▶ **Task brief**
What is the number of lines in the data below that contain "icon"? Reply with the number only.

▶ **Data for processing**

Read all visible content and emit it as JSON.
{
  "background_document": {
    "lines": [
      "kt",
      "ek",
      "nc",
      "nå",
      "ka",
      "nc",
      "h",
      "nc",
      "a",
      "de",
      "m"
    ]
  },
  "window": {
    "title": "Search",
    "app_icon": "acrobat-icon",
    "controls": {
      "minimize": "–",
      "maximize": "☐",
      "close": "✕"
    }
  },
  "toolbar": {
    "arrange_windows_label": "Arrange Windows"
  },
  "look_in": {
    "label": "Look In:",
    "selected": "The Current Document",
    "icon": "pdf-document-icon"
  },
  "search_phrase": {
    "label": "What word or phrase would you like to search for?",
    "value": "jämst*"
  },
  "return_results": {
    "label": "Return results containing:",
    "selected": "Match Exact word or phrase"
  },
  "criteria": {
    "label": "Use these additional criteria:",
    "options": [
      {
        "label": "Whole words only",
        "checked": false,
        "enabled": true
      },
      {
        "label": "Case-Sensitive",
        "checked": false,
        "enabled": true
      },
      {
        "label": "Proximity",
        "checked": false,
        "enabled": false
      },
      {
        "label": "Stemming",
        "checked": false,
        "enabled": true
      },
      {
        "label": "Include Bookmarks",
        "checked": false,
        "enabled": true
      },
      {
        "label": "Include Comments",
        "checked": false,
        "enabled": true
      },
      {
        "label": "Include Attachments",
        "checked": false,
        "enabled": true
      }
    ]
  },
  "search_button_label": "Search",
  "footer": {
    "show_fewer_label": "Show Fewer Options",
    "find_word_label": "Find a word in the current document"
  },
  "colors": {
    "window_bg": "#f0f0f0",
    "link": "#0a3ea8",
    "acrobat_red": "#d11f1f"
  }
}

▶ **Written response**
2